Pastor Dan’s “support the poor, or go to hell” theme is one of several semi-serious suggestions for giving progressive religious messaging some much-needed bite. (more…)

Challenging the new Jim Crow, part 2

This is the second excerpt from a speech recently delivered at the Campaign to End the Death Penalty conference on the campus of the University of Chicago.  The introduction can be found here. AGB

The new Jim Crow comes to Tulia, Texas

By Alan Bean

Sheriff Larry P. Stewart

To understand how radically our society has changed it is helpful to trace the life stories of the folks running the new Jim Crow machinery in small southern towns. The stories you are about to hear are taken from cases investigated by Friends of Justice, but they are symptomatic of a national disease.

I started talking about the new Jim Crow in Tulia, Texas when I realized that a drug bust that swept up half the adult black males in town was standard operating procedure.

There is a picture of Larry Stewart in an old copy of the Tulia Herald. It was Cowboy Day at the Tulia High School, circa 1960, and Larry came dressed as an old-time Texas Sheriff, badge and all. But Larry wasn’t supposed to grow up to be a lawman; like most local boys he wanted to farm like his daddy did before him. (more…)

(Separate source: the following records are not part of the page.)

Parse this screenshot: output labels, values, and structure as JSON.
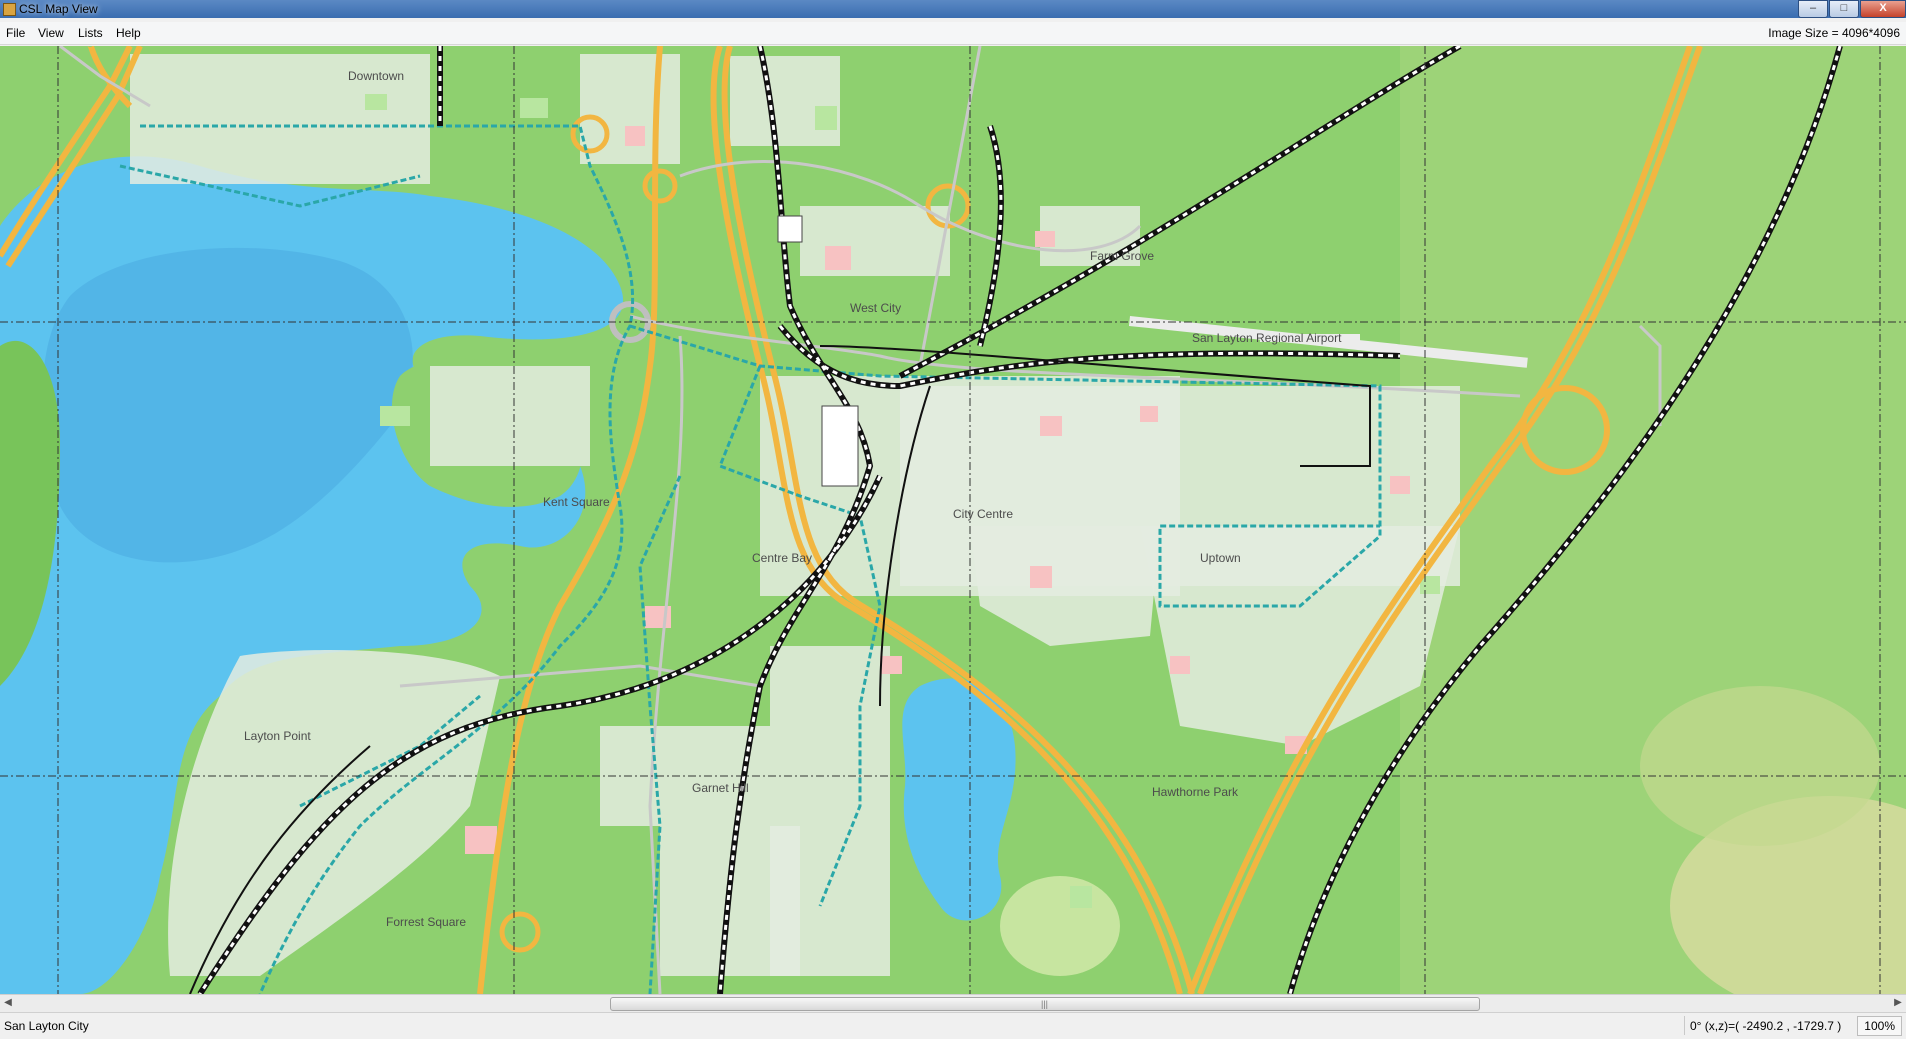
{
  "window": {
    "title": "CSL Map View",
    "buttons": {
      "minimize": "–",
      "maximize": "□",
      "close": "X"
    }
  },
  "menu": {
    "items": [
      "File",
      "View",
      "Lists",
      "Help"
    ],
    "image_size": "Image Size = 4096*4096"
  },
  "map": {
    "districts": [
      "Downtown",
      "West City",
      "Farm Grove",
      "San Layton Regional Airport",
      "Kent Square",
      "City Centre",
      "Centre Bay",
      "Uptown",
      "Layton Point",
      "Garnet Hill",
      "Hawthorne Park",
      "Forrest Square"
    ],
    "colors": {
      "land": "#8ed06f",
      "water": "#5cc3ef",
      "deep_water": "#4aa9e0",
      "highway": "#f2b641",
      "rail": "#111111",
      "transit": "#2aa7a8",
      "building": "#e8efe4",
      "park": "#b8e6a0",
      "commercial": "#f7c2c2",
      "grid": "#333333"
    }
  },
  "status": {
    "city": "San Layton City",
    "coords": "0° (x,z)=( -2490.2 , -1729.7 )",
    "zoom": "100%"
  }
}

Democrats and the Drug War

By Alan Bean

New York Times columnist Charles Blow asks why Democrats have shown such loyal support for a drug war that targets one of its core constituencies.  Here’s the salient quote:

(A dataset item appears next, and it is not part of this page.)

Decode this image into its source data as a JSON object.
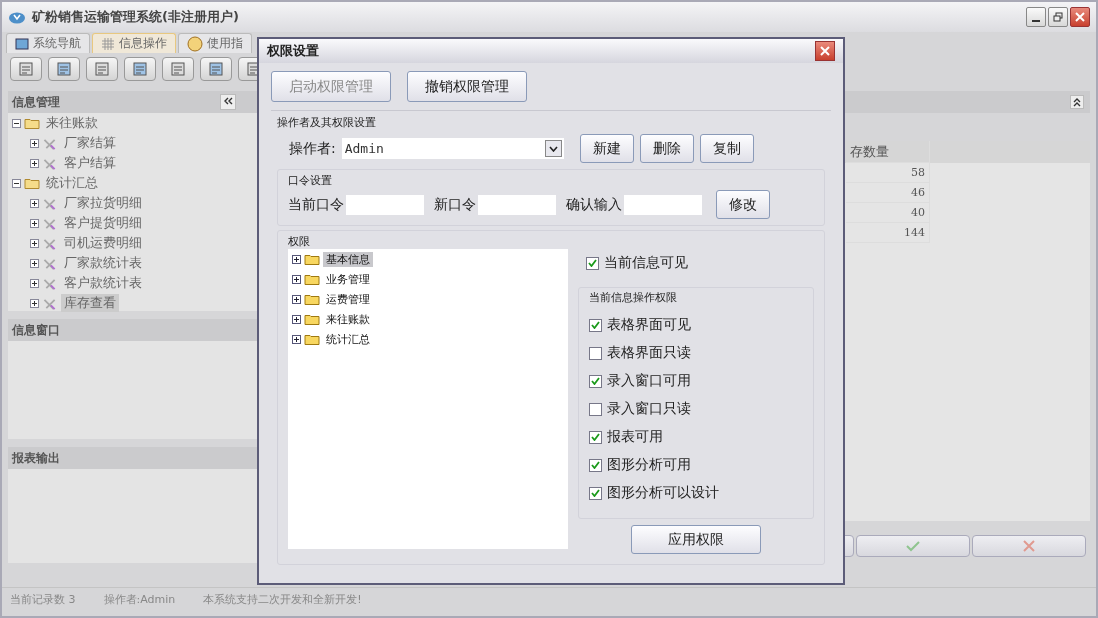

“It is, in part, callous political calculus. It’s an easy and relatively cheap way for them to buy a tough-on-crime badge while simultaneously pleasing police unions. The fact that they are ruining the lives of hundreds of thousands of black and Hispanic men and, by extension, the communities they belong to barely seems to register.”

Exhibit A is the Obama administration’s staunch support for the Byrne Grant program.  The Tulia drug sting (which created Friends of Justice) was funded with Byrne money.  This partly explains why George Bush made drastic cuts to the program–it had embarrassed the Lone Star State.  Barack Obama knows that most Byrne funding is channelled into statistic-generating narcotics programs that (a) lock up disproportionate numbers of poor black men and (b) do absolutely nothing to address the harms associated with drug abuse. 

Tragically, support for the drug war has always been a cheap way for democrats to play the tough-on-crime card.  (more…)